■ **Records for this exercise**:
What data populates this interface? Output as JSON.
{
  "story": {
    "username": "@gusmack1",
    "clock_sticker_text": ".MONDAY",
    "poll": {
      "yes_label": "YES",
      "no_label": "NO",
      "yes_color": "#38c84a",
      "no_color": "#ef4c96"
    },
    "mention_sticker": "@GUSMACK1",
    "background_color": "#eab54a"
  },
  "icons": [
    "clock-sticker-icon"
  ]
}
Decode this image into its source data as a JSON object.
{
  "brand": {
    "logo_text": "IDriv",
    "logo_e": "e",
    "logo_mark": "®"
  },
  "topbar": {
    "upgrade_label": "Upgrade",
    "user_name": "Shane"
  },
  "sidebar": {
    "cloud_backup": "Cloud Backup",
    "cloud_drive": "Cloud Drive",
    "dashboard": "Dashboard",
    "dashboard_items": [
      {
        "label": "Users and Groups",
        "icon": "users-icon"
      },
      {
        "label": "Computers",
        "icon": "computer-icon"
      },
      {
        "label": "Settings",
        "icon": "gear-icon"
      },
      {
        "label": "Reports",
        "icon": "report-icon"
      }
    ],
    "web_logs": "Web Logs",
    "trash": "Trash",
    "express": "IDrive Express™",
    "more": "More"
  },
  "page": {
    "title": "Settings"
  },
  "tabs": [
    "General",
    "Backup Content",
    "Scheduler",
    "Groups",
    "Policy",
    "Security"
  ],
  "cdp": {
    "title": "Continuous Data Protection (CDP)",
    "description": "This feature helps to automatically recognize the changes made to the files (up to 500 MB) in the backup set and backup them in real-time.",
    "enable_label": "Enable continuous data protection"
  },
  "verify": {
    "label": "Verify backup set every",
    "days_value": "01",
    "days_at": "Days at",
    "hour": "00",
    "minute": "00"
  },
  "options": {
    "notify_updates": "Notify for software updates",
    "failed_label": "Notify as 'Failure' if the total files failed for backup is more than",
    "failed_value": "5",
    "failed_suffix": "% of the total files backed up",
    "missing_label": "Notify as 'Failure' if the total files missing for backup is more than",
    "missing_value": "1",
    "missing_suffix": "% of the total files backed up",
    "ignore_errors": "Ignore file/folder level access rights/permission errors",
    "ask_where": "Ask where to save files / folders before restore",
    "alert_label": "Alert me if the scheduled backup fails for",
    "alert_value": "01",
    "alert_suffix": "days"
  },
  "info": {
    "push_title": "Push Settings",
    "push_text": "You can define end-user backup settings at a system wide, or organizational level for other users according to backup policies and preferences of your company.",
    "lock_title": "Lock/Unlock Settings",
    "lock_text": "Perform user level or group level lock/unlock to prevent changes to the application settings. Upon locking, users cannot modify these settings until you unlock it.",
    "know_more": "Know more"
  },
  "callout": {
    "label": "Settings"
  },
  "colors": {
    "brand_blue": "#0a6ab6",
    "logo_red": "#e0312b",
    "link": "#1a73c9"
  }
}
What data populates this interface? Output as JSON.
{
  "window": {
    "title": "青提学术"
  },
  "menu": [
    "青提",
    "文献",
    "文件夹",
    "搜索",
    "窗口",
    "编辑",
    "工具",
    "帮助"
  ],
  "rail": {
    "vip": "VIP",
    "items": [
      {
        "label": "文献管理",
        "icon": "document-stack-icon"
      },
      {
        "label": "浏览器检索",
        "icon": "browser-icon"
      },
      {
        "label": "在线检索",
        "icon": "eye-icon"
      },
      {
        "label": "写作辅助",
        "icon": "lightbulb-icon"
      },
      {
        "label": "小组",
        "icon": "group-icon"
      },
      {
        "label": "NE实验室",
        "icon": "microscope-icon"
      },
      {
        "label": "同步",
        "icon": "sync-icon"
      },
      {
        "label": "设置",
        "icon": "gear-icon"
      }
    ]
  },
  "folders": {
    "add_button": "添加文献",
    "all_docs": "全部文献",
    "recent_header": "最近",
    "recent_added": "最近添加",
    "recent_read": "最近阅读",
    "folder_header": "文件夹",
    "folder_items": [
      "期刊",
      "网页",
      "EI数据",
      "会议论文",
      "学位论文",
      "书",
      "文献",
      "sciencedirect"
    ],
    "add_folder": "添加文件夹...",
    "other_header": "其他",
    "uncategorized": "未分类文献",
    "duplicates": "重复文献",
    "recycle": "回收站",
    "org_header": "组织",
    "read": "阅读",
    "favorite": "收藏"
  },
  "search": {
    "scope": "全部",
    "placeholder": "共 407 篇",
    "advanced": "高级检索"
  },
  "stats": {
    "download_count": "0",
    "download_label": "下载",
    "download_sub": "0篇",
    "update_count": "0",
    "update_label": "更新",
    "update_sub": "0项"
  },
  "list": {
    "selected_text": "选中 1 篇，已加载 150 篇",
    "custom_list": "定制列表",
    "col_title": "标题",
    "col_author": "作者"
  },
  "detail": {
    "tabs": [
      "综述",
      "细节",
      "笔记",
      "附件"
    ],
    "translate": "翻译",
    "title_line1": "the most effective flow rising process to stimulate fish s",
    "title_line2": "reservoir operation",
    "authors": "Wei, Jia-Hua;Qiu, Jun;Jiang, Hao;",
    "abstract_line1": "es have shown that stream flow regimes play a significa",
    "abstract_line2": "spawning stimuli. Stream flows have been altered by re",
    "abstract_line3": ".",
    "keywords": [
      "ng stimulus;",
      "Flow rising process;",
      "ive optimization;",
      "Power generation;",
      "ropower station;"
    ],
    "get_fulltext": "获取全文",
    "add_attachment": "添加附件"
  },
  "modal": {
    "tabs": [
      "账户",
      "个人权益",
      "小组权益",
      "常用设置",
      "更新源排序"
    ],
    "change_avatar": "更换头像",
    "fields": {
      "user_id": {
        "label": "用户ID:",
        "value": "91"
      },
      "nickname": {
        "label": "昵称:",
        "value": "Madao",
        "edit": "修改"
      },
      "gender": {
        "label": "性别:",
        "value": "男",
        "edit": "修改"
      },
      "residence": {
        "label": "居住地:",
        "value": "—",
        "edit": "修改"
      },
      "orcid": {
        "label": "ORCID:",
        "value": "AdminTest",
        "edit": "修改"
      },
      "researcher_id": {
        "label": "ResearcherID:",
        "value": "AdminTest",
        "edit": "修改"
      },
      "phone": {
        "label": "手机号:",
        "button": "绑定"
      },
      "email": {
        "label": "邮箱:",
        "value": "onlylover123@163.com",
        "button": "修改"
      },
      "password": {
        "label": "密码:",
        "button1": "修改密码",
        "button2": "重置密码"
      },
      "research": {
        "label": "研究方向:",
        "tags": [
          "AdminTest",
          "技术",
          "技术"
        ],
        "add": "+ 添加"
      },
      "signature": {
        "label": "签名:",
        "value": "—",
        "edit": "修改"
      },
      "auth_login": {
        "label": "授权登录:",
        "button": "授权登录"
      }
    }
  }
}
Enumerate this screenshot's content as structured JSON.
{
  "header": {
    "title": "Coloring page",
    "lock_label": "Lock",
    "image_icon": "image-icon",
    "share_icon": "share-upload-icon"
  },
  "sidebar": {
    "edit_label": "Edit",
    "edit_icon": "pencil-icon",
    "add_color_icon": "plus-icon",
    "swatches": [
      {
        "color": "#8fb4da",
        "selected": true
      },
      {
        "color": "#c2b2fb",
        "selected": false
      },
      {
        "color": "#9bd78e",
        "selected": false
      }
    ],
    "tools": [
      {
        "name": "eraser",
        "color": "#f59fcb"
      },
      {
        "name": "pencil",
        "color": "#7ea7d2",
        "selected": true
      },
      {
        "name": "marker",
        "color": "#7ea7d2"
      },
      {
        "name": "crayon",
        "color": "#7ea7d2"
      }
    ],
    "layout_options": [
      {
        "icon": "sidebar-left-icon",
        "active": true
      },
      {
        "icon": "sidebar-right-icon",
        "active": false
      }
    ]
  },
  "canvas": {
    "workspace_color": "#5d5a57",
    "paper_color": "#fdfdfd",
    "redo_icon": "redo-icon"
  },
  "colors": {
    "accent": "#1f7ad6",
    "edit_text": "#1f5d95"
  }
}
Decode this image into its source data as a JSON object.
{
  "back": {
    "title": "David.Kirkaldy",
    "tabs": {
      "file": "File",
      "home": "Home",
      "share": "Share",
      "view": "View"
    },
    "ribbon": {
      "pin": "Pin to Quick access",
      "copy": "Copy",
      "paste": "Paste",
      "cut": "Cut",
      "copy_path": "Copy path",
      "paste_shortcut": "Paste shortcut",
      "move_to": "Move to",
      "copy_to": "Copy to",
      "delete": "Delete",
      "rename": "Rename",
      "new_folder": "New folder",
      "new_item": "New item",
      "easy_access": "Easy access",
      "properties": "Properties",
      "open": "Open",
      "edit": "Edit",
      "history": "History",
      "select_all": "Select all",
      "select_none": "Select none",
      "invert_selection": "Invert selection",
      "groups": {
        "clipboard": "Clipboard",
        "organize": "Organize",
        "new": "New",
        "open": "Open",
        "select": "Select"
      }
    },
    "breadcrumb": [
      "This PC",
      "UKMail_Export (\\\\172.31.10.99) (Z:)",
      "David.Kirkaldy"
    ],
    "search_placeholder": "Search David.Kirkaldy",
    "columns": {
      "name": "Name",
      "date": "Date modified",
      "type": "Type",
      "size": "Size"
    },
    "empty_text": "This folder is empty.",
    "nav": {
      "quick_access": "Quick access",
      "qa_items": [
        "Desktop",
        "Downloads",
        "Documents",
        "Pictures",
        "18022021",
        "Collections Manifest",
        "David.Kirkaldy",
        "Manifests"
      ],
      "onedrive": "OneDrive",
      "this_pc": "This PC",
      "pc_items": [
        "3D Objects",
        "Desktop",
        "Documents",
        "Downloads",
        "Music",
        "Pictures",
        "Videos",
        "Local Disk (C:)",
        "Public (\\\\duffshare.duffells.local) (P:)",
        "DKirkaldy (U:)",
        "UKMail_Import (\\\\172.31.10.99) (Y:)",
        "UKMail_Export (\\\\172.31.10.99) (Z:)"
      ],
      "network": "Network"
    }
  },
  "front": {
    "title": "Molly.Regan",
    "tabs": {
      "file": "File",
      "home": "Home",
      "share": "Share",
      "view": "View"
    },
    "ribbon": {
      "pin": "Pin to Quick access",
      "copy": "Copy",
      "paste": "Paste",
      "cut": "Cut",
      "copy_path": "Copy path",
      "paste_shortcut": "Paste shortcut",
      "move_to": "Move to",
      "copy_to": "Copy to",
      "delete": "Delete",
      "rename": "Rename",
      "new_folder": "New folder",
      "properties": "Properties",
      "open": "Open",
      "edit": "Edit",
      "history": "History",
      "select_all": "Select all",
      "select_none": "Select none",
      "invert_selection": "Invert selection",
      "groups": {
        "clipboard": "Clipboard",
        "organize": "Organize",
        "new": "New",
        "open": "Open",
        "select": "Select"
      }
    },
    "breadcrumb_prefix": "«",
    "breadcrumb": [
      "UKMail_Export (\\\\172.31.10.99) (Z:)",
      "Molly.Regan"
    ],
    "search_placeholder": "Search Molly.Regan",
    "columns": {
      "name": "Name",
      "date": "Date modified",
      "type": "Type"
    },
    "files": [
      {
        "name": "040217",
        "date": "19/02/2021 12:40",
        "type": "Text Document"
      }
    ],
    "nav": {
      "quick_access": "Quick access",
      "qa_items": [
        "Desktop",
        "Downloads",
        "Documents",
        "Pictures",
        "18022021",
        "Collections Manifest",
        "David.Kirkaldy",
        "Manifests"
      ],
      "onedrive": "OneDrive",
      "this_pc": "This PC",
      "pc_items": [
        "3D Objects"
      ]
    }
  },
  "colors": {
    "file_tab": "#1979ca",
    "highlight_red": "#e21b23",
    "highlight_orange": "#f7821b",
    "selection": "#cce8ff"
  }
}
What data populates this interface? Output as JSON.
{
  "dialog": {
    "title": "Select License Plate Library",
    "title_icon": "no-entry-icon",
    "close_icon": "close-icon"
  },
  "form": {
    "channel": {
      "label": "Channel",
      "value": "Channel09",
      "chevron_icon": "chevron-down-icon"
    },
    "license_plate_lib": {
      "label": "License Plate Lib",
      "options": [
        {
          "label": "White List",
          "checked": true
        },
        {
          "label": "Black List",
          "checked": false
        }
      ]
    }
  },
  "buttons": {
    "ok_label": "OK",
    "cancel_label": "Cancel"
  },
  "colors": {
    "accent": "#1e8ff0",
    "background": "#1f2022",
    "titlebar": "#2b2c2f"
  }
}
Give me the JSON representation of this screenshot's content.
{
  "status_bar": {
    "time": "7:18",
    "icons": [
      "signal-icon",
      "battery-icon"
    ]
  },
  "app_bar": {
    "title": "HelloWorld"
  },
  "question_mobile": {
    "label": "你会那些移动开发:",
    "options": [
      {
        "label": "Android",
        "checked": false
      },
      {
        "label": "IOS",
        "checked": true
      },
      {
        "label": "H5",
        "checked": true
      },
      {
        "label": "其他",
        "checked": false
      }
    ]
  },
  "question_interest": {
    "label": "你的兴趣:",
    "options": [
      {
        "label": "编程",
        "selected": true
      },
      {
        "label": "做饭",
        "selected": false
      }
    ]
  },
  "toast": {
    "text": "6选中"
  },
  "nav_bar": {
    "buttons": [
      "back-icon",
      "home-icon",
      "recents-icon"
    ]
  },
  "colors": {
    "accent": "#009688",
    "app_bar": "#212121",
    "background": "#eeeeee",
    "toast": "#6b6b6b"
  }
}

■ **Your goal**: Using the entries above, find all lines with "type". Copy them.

■ **Problem solution**:
      "type": "Type",
      "type": "Type"
        "type": "Text Document"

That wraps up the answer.